Event Information

Academy of Music

Manager / Director:
H. L. [impressario] Bateman

Carl Anschütz

Price: $1.00; $1.50 reserved

Event Type:

Performance Forces:
Instrumental, Vocal

Record Information


Last Updated:
23 October 2012

Performance Date(s) and Time(s)

11 Jan 1866, 8:00 PM

Performers and/or Works Performed

Composer(s): Handel
Participants:  Euphrosyne Parepa
aka Air varié ; Air varie; Air and variations on Alexis
Composer(s): Hartmann
Composer(s): Levy
Composer(s): Spohr
Participants:  Carl Rosa
aka Fantasy caprice; Fantasia caprice
Composer(s): Vieuxtemps
Participants:  Carl Rosa
aka Tarantella
Composer(s): Mills
Participants:  Sebastian Bach Mills
aka Freischutz overture
Composer(s): Weber
aka nocturne ; notturino;
Composer(s): Mendelssohn-Bartholdy
Composer(s): Hopkins


Announcement: New York Herald, 08 January 1866, 4.

     “The farewell concerts of Madame [sic] Parepa take place at the operatic catacombs, the Academy of Music, this week.  Madame [sic] Parepa is a good but not a great artist, and is assisted by Levy, Carl Rosa and Mills—and by a full orchestra.”

Announcement: New-York Times, 10 January 1866, 4.
Announcement: New York Post, 11 January 1866, 2.
Advertisement: New-York Times, 11 January 1866.
Announcement: New-York Daily Tribune, 11 January 1866, 4.
Review: New-York Times, 12 January 1866, 4.

     The last of the Bateman concerts took place at the Academy last night.  “Mlle. Parepa was in fine voice, and her selections were good and calculated to display her best qualities as a vocalist.  Mr. Mills played the ‘Sonnambula’ fantasie with even more than his usual brilliancy; also, a tarantella by himself.  Messrs. Rosa and Levy repeated their best morceaux with effect, and Mr. Anschutz conducted in the orchestra, which has really been a leading feature of musical attractiveness at these concerts, with that general skill which he alone possesses in every department of his art.  In accompanying the voice or conducting a symphony he is equally good.  His repertoire of music is large and interesting; popular too, but not hackneyed.  A march by Mr. Hopkins was one of the items offered last night.  Mr. Hopkins is an American writer, who needs the opportunity of hearing his own works, like every other young composer.  There is nothing particularly fresh in the march, but it displays a good purpose in the bass.  Mr. Hopkins probably gained more by its performance than anyone else.”

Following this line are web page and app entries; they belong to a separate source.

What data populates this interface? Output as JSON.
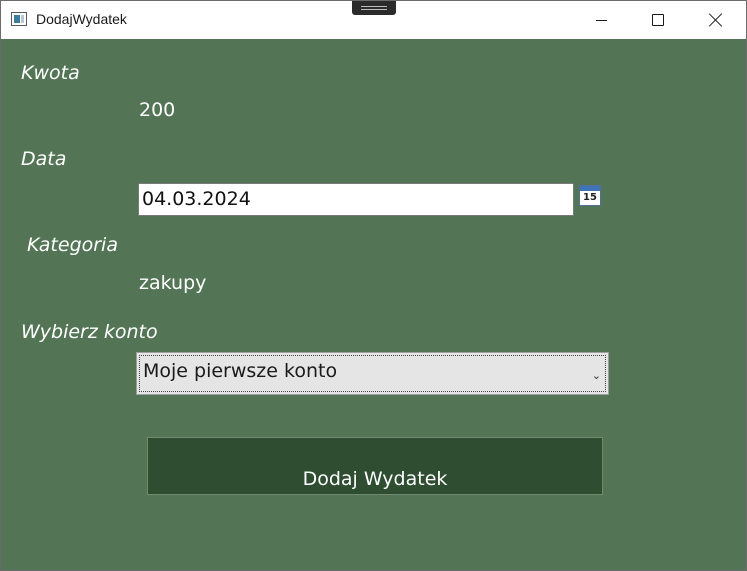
{
  "window": {
    "title": "DodajWydatek"
  },
  "form": {
    "amount_label": "Kwota",
    "amount_value": "200",
    "date_label": "Data",
    "date_value": "04.03.2024",
    "calendar_day": "15",
    "category_label": "Kategoria",
    "category_value": "zakupy",
    "account_label": "Wybierz konto",
    "account_selected": "Moje pierwsze konto",
    "submit_label": "Dodaj Wydatek"
  },
  "icons": {
    "app": "window-app-icon",
    "minimize": "minimize-icon",
    "maximize": "maximize-icon",
    "close": "close-icon",
    "calendar": "calendar-icon",
    "dropdown": "chevron-down-icon"
  },
  "colors": {
    "background": "#537555",
    "button": "#2e4d31",
    "text": "#ffffff"
  }
}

Review: New-Yorker Musik-Zeitung, 15 January 1866, 33.

     Review covering all five concerts of January 6, 8-9 and 11-12, 1866.  Very well attended. The programs did not vary much from the ones before. Even the performers were much the same except for Mills. However, even Mills repeated his usual pieces. We do not comprehend that a fine artist such as Mills is moving in the same circle (of people) all the time. We suggest for him to leave out his own compositions for a change. The audience has heard enough of them. Moreover, we advise that he should use the Chopin style music for other works more. Above all he should adopt a repertoire of brilliant pieces. He is able to play everything, and much better than anybody else. So why not use his talent in a more diverse way?

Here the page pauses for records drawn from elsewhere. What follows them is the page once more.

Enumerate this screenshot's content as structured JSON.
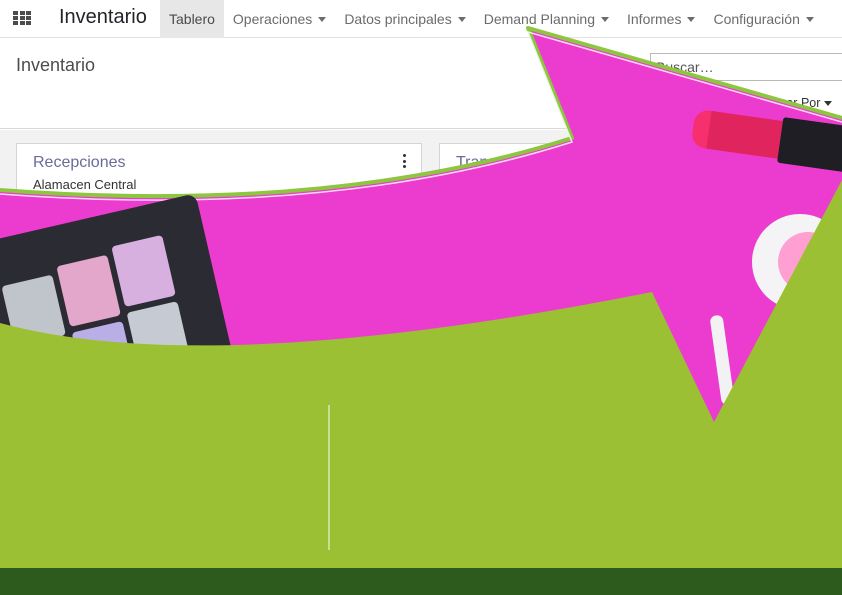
{
  "app": {
    "title": "Inventario"
  },
  "nav": {
    "menu": [
      {
        "label": "Tablero",
        "active": true,
        "has_dropdown": false
      },
      {
        "label": "Operaciones",
        "active": false,
        "has_dropdown": true
      },
      {
        "label": "Datos principales",
        "active": false,
        "has_dropdown": true
      },
      {
        "label": "Demand Planning",
        "active": false,
        "has_dropdown": true
      },
      {
        "label": "Informes",
        "active": false,
        "has_dropdown": true
      },
      {
        "label": "Configuración",
        "active": false,
        "has_dropdown": true
      }
    ]
  },
  "control_panel": {
    "title": "Inventario",
    "search": {
      "placeholder": "Buscar…",
      "value": ""
    },
    "group_by_label": "Agrupar Por"
  },
  "cards": [
    {
      "title": "Recepciones",
      "subtitle": "Alamacen Central"
    },
    {
      "title": "Tran",
      "subtitle": ""
    }
  ],
  "icons": {
    "apps": "apps-grid-icon",
    "card_menu": "kebab-menu-icon",
    "dropdown": "caret-down-icon"
  },
  "colors": {
    "overlay_magenta": "#ec3ccf",
    "overlay_green": "#9bc033",
    "overlay_dark_green": "#2d5b1d",
    "card_title": "#6b6b9a",
    "lipstick": "#f6306f"
  }
}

     Mme Parepa gave a less favorable impression. She seemed very fatigued; the repercussions of the stress she must have been exposed to. What she is in need of, is peace and quiet.

     Mr. Levy also seems indisposed. He is the highlight of the concert for the majority of people’ however, we are not among them.

     The violinist Mr. Rosa will leave the ensemble next week to spend the summer in London, before moving back to his hometown Hamburg (Germany).

     Anschütz conducted the orchestra as usual. We believe the orchestra could dare to play more demanding works than the Zampa overture.